Beat Dr. Frankenlichtenstein

Mrs. Tully’s AP Lit Classes Participate in Frankenstein Breakout Boxes

Photo by: Midlo Scoop Staff
Mrs. Tully’s second even AP Lit class works tirelessly to crack the code.

On Wednesday, November 14, 2018, Mrs. Tully’s AP Literature classes gathered in the library to participate in a special literary activity created by Midlo’s head librarian, Mrs. Heather Murfee. The theme was Frankenstein by Mary Shelley, with an end goal to find the creature’s scattered body parts. Mrs. Murfee designed an escape room style game with a twist. At the beginning of the activity, she described a story that began with the end of the novel, when the creature killed himself in the Arctic. Mrs. Murfee’s set-up then evolved into a detective story, in which Dr. Victor Frankenstein’s great great great great great grandson, Dr. Frankenlichtenstein, wanted to rediscover the scattered body parts of the creature to reanimate him. The goal for the AP Literature students was to discover the “body parts” locked away and crack the code of the box before the fictional Dr. Frankenlichtenstein retrieved the pieces of Frankenstein’s creature. With a timer set to 45 minutes, the class scattered, searching for clues to crack the case.

Before they began to search for clues, the class split into four groups. Each competed against the clock and each other for the big win of five extra credit points on a recently submitted essay. Each group was given a set of clues to open the three lock boxes, a three digit lock box, a four lock digit box, and the main box. The smaller lock boxes contained clues to open the main one. The initial clues given included a biography of Mary Shelley and a nonfiction book’s call number. From there, the only help students received were hints given by Ms. Murfee. The hints came with a one minute penalty from the overall 45 minute time limit. Once the students cracked the code, they found a green Rice Krispie treat for each, which represented the creature’s remain, as well as a congratulatory note inside the main box.

Mrs. Murfee designed the clever breakout boxes for the literature students.
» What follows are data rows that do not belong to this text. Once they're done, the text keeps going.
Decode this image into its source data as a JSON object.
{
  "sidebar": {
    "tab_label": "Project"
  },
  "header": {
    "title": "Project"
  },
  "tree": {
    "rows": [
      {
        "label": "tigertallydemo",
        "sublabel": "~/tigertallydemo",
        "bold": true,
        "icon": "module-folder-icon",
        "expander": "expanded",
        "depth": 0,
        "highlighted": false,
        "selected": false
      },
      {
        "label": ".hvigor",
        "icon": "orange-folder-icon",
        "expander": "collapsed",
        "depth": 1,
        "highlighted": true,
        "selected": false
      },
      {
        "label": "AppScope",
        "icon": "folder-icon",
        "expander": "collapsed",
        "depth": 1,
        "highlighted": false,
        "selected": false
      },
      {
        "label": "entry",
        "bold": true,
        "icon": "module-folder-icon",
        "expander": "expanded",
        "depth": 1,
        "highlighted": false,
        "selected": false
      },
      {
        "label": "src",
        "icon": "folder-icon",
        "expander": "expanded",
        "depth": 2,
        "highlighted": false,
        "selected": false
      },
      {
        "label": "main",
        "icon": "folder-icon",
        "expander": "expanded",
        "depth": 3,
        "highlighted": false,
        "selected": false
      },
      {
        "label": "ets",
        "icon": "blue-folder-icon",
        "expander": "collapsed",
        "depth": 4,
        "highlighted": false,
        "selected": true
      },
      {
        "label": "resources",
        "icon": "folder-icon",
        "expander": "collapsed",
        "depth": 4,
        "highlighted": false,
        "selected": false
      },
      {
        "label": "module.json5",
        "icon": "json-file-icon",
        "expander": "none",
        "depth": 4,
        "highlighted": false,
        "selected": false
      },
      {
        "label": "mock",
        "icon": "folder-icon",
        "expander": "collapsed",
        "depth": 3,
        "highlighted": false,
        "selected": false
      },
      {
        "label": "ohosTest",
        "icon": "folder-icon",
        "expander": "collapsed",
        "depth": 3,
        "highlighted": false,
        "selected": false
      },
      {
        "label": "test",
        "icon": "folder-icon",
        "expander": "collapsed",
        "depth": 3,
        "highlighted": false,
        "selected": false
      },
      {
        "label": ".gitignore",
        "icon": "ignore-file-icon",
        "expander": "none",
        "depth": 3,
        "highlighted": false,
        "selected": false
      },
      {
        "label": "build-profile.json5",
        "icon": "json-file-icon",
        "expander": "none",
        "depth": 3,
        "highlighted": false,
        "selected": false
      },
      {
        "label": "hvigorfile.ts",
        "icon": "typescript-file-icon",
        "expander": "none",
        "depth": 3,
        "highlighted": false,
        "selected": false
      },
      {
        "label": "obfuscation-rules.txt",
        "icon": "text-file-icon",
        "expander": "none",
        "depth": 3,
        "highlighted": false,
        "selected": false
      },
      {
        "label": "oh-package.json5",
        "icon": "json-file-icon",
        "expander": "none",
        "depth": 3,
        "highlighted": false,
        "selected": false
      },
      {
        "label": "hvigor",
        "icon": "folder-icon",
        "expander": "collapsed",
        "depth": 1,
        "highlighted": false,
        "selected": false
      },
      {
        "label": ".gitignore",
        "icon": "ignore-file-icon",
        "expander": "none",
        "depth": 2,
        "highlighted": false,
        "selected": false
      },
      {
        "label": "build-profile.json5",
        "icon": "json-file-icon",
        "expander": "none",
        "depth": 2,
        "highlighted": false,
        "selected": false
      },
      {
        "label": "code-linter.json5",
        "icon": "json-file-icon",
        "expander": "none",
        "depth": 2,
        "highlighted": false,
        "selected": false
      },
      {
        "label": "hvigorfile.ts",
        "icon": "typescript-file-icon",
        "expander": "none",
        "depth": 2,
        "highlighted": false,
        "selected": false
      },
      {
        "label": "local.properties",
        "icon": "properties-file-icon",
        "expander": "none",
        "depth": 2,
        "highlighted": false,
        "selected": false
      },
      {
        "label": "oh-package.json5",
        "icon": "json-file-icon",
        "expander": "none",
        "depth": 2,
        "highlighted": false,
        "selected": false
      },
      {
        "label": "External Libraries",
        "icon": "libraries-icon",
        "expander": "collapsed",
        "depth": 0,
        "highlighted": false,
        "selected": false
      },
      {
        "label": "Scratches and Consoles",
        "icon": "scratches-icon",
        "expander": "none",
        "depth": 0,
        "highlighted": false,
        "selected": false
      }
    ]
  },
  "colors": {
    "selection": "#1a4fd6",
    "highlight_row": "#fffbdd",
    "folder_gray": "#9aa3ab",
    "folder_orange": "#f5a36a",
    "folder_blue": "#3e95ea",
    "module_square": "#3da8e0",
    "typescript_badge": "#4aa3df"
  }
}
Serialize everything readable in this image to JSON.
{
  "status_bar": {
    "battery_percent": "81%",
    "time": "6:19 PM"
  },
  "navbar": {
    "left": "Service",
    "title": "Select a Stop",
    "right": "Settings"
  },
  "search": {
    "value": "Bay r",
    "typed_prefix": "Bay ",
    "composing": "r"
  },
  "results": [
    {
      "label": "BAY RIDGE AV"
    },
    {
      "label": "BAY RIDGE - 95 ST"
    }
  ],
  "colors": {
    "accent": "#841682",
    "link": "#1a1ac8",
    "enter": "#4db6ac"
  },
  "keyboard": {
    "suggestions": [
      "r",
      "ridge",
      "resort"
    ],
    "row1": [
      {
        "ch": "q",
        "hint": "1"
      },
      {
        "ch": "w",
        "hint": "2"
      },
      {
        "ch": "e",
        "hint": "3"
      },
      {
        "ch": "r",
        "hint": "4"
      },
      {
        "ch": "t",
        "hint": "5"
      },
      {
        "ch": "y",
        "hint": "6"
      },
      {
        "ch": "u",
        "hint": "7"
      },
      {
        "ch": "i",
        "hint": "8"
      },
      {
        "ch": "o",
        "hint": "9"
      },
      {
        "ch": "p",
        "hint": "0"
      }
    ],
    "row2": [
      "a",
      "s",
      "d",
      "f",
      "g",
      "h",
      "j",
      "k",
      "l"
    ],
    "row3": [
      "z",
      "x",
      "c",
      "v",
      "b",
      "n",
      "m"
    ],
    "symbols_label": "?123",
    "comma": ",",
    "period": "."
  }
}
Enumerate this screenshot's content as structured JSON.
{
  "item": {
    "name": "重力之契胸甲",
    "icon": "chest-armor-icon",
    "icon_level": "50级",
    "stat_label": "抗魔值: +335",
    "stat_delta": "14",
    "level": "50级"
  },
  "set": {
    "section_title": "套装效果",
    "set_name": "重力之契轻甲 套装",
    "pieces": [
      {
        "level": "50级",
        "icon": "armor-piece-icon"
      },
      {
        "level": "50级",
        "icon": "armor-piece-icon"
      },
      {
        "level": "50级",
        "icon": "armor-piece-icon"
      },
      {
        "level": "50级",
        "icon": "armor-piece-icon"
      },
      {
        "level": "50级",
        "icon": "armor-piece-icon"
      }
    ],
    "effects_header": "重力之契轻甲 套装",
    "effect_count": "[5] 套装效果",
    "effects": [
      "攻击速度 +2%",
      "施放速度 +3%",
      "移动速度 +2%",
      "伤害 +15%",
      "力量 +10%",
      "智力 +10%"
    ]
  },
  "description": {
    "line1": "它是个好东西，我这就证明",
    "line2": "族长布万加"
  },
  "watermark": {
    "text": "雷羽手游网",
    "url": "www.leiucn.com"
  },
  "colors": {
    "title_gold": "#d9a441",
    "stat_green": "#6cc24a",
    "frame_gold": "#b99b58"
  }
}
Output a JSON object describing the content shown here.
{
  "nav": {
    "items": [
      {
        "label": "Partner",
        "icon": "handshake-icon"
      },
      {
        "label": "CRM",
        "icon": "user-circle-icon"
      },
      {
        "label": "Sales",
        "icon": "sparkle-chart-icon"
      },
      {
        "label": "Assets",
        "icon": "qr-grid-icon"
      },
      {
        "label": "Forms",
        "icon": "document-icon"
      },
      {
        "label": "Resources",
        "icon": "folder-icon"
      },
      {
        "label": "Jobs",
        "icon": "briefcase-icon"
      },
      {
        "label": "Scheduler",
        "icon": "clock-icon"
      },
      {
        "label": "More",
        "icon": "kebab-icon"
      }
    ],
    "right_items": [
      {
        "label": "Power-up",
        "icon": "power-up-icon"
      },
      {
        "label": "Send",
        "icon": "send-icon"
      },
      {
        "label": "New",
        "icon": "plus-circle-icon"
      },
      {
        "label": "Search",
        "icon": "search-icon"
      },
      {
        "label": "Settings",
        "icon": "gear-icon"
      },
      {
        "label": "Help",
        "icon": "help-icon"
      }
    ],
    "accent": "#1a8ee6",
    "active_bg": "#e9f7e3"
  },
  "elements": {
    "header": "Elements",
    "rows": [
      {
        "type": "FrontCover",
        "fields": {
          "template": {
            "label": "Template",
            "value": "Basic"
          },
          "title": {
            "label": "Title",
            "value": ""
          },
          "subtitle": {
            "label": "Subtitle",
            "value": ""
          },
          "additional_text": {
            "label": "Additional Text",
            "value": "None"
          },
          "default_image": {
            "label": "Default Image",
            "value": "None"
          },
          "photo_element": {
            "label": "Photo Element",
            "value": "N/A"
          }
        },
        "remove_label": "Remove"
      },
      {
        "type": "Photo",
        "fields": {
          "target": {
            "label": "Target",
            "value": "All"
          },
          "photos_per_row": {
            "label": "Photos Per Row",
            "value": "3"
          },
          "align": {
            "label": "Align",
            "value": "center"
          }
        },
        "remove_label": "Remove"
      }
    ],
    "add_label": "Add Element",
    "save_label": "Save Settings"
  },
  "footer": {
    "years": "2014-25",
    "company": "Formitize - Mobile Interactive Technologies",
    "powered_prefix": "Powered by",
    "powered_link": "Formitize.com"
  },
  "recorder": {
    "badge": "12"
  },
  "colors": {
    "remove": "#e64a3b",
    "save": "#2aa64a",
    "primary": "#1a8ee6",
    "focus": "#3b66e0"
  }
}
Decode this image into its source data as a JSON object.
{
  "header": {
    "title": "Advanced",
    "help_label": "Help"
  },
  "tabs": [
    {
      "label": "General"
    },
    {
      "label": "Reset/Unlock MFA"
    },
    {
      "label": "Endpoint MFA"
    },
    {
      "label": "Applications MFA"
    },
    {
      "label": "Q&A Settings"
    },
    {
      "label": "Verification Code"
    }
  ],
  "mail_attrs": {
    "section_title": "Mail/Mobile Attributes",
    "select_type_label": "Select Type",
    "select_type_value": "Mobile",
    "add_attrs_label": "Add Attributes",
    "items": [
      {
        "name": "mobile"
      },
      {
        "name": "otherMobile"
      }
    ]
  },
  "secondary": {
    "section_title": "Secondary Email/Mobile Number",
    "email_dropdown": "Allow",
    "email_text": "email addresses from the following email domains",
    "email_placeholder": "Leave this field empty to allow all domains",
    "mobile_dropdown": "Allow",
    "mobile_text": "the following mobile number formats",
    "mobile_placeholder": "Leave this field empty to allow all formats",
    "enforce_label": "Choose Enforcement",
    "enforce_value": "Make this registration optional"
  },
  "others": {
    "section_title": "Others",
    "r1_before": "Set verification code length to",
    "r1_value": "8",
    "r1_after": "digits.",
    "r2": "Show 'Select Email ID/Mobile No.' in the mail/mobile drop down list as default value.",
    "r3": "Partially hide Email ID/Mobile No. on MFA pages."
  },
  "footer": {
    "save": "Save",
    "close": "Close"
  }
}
When asked about the creation of the idea, she shared, “It all starts with a plausible story line, and I worked from there.” The librarian had created other breakout boxes before, but this was the first time she did it for the Frankenstein novel. Some of the ideas actually stemmed from the artist Roy Lichtenstein, famous for his painting entitled, “The Crying Girl.” The creativity behind the activity wowed many of the students.  “Even though our team didn’t win, I still had loads of fun,” Chloe Naughton said. “I felt like a detective.”

For those who have not done something like this before, Zowie Geng offered helpful advice, “Always make sure to follow instructions and get all the materials together at the beginning.” Both of the classes enjoyed the activity so much that they asked if Mrs. Murfee would be kind enough to make another breakout box for their next book, The Great Gatsby; she kindly agreed.